The origins of the opioid epidemic

A state prescription drug policy first adopted in 1939, and last ended in 2004, appears to have influenced where Purdue Pharma chose to market its opioid drug OxyContin upon launch in 1996. The consequences of that decision reverberate to this day, according to a new study in The Quarterly Journal of Economics by LDI senior fellow Abby Alpert and colleagues, who estimate that states with the prescription policy had 11.3 fewer overdose deaths per 100,000 people in 2017.

Two graphs comparing all drug overdose deaths and opioid overdose deaths, one line showing triplicate states, and the other, higher line, showing non-triplicate states, from 1983 to 2017.
Drug overdose deaths, by triplicate state status. Source: Alpert et al., NBER Working Paper 26500, 2019. (Image: Penn LDI)

The paper analyzes how public policy can influence and interact with commercial activities, leading to effects that could not be foreseen upon enactment of the policy. In the context of the opioid epidemic, these effects have had enduring impact on overdose deaths in the subsequent generation.

The policy was an early prescription drug monitoring program that required physicians to use a state-issued triplicate form when prescribing Schedule II controlled substances (which includes many opioids). The physician had to keep one copy on record. The patient took two copies to the pharmacy; the pharmacy kept one and sent the third copy to the state drug monitoring agency. The state agency maintained a database from these forms to monitor and investigate prescribing irregularities and diversion.

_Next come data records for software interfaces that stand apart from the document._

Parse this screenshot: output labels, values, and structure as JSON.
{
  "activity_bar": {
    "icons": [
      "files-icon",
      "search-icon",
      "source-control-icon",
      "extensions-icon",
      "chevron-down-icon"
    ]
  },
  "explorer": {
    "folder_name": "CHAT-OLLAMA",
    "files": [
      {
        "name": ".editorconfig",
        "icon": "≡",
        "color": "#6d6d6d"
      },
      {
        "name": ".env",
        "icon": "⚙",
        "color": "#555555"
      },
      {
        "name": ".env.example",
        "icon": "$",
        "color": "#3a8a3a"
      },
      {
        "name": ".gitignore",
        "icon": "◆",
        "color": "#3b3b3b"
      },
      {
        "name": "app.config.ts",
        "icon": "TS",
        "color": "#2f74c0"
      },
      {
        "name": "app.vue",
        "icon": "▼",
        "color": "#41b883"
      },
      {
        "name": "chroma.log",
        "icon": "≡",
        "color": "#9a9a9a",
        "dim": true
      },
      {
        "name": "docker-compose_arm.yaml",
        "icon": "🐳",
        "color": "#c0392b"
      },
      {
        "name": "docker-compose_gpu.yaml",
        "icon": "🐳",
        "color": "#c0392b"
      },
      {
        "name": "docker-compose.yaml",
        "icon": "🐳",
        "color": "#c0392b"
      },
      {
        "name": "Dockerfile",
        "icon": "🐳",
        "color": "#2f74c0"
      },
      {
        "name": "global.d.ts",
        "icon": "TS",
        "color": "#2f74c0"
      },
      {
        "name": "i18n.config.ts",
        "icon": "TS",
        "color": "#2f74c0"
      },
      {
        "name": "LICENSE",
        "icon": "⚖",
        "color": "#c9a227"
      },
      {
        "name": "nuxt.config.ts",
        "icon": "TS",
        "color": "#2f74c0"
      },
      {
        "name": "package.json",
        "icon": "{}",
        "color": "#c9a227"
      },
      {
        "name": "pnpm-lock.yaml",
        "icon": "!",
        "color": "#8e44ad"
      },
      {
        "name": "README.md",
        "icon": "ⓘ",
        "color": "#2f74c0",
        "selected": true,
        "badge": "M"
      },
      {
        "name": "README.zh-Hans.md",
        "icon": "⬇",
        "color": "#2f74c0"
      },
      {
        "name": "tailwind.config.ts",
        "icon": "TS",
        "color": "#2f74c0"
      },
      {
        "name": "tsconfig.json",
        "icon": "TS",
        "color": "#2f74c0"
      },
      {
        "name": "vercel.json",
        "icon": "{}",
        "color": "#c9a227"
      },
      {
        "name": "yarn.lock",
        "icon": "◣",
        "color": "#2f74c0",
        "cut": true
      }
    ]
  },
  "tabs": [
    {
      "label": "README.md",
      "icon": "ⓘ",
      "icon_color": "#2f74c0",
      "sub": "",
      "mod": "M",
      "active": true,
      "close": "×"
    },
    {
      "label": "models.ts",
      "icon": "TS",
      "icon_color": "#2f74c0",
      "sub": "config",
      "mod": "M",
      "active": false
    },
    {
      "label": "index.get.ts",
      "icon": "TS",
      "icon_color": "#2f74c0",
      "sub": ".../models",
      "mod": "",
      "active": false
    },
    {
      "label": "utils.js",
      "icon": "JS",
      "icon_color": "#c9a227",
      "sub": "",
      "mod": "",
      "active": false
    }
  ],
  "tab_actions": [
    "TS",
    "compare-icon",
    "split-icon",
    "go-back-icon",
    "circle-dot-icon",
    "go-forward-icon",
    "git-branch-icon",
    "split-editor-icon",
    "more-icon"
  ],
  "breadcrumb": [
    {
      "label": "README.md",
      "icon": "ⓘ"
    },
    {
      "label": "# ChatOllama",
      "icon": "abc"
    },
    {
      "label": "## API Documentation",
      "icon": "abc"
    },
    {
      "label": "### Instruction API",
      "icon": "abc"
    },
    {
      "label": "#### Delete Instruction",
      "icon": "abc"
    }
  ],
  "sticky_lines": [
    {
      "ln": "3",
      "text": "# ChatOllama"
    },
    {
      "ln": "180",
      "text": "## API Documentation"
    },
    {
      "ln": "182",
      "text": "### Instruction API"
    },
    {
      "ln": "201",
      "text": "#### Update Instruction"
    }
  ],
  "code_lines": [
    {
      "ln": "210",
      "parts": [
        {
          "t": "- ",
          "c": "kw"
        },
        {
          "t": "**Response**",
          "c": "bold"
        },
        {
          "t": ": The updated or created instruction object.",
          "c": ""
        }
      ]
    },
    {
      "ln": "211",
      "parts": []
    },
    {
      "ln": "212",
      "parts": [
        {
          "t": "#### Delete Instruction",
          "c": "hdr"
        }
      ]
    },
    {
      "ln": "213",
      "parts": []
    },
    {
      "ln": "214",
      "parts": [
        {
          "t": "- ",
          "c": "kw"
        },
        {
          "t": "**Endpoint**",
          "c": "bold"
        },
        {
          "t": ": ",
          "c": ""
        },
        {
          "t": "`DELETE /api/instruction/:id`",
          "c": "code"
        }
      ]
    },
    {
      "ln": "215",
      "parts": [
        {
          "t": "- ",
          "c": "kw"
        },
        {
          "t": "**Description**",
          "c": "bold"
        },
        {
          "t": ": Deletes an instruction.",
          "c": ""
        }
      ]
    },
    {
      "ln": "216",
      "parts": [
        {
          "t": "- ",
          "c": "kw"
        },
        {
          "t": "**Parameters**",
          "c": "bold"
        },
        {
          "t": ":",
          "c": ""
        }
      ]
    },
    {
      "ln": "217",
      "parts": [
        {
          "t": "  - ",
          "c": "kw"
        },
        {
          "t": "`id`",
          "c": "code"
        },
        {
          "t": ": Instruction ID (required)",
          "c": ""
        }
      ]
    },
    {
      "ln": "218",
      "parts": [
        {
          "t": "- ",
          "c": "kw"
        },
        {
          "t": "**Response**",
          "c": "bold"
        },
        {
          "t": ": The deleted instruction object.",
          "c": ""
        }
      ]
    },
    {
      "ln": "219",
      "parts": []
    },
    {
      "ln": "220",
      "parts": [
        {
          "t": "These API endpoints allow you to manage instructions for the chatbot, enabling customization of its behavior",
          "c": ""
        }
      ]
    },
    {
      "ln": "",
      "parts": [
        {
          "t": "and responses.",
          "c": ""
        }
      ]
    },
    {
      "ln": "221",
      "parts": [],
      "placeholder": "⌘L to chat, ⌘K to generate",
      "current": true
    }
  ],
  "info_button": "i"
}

Triplicate programs had been effective in reducing prescribing of the drugs subject to the policy, due to physician concerns about tangible government oversight of their prescribing behavior and the hassle factor in handling and keeping records of the triplicate forms. “Triplicate states” are mentioned repeatedly in Purdue Pharma internal documents as having been important barriers to OxyContin prescribing, with lower expected returns from marketing spending. These documents suggest that less marketing was targeted to triplicate states, with one document recommending that “the product [OxyContin] should only be positioned to physicians in non-triplicate states.” Indeed, triplicate states had some of the lowest OxyContin adoption rates in the country.

By comparing trends in triplicate vs. non-triplicate states, Alpert and colleagues provide empirical evidence that the origins of the opioid epidemic lie in the marketing of OxyContin.

This story is by Janet Weiner. Read more at Penn LDI.